Copy out, from the data, each line containing the string "JSON".
━━━ Record extracts ━━━
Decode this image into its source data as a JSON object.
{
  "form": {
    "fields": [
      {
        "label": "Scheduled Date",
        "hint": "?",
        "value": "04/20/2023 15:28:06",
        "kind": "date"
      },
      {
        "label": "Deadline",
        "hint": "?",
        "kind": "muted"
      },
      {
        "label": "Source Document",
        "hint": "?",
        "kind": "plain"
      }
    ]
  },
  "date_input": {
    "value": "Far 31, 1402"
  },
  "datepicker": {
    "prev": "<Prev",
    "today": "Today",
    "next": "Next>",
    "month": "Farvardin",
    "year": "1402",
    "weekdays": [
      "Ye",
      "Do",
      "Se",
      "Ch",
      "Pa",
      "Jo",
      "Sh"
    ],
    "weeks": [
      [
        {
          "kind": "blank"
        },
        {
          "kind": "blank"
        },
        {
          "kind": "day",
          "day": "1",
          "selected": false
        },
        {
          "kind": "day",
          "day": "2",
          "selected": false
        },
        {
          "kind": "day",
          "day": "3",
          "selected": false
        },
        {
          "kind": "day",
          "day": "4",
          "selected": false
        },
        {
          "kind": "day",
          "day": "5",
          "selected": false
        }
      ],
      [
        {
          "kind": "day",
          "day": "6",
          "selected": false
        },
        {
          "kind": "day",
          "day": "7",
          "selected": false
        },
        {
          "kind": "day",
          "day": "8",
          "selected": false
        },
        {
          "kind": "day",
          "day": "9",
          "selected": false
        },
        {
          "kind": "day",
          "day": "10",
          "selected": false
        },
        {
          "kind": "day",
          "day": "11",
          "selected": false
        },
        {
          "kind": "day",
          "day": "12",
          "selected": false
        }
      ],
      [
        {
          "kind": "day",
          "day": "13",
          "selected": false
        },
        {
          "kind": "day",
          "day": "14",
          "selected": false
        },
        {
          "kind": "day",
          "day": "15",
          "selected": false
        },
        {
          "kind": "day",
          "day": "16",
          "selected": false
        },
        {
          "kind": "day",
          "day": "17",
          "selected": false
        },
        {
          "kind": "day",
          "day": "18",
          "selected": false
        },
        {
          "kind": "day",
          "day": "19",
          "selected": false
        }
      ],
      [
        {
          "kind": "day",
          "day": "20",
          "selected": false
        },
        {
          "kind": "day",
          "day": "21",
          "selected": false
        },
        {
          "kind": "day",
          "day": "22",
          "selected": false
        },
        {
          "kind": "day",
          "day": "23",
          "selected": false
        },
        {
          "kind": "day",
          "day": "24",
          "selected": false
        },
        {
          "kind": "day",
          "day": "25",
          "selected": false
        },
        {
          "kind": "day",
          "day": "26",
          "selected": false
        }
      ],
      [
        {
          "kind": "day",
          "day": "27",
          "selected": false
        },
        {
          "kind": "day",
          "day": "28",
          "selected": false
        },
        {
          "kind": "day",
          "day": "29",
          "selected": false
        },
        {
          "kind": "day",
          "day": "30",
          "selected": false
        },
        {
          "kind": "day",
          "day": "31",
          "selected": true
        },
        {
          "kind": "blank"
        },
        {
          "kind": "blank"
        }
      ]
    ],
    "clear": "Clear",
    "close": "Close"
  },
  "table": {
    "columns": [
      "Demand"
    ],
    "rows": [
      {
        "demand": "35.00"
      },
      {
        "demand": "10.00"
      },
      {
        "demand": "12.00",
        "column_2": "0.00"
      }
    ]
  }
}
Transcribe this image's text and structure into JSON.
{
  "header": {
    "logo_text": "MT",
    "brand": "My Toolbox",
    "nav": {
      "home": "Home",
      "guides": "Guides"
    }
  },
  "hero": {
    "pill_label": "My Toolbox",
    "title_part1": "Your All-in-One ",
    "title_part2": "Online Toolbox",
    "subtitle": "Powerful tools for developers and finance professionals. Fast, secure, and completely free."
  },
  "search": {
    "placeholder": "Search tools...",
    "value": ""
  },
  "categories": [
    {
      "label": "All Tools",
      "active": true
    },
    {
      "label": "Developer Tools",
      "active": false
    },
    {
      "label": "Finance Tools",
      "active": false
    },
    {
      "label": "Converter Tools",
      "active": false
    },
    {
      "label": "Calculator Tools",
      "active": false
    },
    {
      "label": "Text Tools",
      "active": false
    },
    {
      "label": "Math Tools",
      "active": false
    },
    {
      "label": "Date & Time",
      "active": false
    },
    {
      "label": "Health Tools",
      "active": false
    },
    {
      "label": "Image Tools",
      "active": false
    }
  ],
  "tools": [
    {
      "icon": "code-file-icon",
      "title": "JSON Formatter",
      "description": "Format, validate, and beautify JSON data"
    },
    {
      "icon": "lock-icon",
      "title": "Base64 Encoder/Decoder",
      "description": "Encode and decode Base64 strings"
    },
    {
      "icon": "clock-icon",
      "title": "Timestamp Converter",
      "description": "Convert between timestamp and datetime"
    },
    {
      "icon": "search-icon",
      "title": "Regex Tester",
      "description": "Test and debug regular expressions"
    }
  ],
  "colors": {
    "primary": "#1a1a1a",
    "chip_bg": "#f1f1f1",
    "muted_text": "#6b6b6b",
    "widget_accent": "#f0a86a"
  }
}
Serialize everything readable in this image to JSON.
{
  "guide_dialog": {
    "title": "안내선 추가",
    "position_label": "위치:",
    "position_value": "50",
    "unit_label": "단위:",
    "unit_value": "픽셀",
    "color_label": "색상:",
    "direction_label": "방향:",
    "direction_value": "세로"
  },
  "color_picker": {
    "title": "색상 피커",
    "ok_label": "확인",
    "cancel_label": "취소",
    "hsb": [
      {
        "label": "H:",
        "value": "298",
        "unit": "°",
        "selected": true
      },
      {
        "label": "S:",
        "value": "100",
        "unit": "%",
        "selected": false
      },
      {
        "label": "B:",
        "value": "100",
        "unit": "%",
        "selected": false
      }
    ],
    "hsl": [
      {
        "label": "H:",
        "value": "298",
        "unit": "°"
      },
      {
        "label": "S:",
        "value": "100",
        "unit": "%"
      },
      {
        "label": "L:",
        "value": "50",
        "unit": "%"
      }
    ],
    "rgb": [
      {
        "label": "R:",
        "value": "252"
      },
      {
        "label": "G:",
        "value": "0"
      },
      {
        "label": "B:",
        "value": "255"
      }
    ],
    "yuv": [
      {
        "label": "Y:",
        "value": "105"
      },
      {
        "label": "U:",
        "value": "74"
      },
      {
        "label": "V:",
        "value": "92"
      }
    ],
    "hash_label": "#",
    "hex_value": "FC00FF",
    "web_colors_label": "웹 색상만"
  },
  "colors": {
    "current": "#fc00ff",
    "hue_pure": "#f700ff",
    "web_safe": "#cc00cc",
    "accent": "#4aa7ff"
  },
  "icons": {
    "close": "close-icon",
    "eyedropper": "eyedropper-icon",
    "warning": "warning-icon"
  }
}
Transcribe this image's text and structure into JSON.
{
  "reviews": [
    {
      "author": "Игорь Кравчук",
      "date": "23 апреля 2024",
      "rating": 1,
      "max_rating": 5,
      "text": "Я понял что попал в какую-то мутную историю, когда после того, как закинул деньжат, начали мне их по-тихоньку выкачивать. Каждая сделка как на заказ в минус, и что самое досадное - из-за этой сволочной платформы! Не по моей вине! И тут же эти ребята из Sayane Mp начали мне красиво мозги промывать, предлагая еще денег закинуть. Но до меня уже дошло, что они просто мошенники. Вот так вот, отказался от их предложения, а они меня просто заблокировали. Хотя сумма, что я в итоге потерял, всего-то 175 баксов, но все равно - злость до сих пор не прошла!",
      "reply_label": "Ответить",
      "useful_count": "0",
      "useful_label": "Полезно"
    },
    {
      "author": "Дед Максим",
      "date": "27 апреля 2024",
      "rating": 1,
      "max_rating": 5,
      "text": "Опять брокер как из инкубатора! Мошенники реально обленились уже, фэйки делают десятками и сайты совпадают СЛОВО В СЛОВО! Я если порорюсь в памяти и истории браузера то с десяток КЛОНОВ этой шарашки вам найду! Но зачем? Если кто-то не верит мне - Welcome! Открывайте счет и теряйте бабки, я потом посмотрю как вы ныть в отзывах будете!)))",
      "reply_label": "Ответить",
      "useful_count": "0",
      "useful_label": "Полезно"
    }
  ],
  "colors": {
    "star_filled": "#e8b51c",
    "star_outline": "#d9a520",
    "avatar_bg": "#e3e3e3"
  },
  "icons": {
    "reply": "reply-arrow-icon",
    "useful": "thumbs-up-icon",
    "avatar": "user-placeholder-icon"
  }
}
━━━
### Task answer
Decode this image into its source data as a JSON object.
Transcribe this image's text and structure into JSON.
      "title": "JSON Formatter",
      "description": "Format, validate, and beautify JSON data"
Serialize everything readable in this image to JSON.
Transcribe this image's text and structure into JSON.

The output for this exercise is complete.